Supplied material

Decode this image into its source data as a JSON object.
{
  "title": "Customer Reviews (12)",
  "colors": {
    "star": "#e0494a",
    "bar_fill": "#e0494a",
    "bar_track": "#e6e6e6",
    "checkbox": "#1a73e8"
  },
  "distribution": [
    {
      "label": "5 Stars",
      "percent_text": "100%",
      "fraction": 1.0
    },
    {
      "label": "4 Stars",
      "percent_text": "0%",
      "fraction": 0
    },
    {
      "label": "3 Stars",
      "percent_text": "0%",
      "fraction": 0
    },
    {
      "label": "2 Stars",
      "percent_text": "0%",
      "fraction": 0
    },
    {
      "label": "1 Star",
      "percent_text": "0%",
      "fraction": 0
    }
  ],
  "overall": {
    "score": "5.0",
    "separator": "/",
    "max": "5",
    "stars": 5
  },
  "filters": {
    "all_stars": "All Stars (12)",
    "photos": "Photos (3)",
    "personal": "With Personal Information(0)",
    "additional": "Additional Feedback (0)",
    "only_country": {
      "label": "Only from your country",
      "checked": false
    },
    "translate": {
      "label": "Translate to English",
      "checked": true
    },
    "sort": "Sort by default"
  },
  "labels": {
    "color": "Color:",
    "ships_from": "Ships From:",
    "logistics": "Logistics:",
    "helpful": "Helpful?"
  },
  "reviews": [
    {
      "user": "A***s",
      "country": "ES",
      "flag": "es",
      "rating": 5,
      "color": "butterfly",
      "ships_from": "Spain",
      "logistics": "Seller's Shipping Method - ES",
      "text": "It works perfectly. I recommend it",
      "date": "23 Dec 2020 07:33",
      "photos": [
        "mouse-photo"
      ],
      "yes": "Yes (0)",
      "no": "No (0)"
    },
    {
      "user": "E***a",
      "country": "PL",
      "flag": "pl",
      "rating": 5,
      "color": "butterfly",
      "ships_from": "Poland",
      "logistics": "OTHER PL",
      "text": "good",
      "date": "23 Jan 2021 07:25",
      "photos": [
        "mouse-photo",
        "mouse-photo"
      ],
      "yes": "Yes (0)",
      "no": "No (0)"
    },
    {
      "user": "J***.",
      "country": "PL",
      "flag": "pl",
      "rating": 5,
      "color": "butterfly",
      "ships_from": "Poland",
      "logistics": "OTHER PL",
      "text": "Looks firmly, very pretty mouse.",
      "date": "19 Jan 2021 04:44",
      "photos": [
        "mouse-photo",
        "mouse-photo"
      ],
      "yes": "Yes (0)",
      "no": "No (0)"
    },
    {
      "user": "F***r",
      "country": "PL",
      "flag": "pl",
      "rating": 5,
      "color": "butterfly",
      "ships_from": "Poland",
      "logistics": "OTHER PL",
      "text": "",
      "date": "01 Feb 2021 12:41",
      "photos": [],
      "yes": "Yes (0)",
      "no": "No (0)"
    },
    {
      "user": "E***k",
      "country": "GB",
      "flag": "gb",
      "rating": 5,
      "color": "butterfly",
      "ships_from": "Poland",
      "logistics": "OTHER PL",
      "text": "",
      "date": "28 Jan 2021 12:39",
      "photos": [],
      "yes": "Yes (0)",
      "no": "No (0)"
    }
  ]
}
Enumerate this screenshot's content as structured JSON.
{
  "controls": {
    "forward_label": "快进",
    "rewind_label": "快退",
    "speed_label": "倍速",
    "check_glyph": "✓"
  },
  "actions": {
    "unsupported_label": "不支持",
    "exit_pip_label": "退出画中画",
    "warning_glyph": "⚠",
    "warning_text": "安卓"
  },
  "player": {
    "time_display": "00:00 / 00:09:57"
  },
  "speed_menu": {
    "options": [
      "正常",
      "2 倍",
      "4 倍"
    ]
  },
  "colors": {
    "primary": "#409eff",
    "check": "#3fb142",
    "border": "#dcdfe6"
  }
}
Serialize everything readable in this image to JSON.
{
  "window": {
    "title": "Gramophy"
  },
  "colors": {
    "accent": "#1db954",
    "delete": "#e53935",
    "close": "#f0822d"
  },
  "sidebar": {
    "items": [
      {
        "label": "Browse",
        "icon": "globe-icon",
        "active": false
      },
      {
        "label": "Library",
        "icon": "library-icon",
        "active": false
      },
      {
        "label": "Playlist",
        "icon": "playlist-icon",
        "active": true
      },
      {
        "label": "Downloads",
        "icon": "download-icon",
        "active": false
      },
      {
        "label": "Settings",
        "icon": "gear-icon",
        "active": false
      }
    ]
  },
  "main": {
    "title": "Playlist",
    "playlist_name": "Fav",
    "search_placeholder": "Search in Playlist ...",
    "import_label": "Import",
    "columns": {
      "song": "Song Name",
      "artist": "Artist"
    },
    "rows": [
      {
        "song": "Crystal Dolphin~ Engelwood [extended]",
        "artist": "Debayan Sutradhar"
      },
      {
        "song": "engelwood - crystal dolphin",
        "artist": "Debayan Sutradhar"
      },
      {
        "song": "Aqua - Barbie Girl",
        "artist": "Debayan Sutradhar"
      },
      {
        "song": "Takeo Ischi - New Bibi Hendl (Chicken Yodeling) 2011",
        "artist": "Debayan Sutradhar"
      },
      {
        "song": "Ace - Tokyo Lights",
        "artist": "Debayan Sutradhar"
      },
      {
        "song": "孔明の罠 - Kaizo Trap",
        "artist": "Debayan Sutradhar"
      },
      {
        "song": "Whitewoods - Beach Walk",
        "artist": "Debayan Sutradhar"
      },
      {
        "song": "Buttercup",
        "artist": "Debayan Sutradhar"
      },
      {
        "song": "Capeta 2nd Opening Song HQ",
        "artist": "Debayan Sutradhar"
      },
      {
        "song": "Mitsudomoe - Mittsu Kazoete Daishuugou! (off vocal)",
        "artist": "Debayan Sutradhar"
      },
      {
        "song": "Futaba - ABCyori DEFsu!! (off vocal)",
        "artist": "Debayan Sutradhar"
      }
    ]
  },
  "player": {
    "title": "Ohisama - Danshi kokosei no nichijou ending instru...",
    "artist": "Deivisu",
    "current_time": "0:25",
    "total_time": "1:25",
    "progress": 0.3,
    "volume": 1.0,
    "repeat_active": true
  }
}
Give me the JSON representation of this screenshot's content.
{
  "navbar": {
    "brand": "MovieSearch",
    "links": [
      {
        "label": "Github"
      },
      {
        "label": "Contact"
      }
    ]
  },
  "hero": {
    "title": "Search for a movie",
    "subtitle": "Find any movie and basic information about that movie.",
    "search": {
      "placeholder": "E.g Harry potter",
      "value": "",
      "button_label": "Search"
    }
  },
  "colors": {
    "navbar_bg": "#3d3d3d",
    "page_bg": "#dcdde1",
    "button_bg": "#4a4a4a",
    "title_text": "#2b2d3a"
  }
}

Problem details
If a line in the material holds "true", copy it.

Response
      "checked": true
        "active": true
    "repeat_active": true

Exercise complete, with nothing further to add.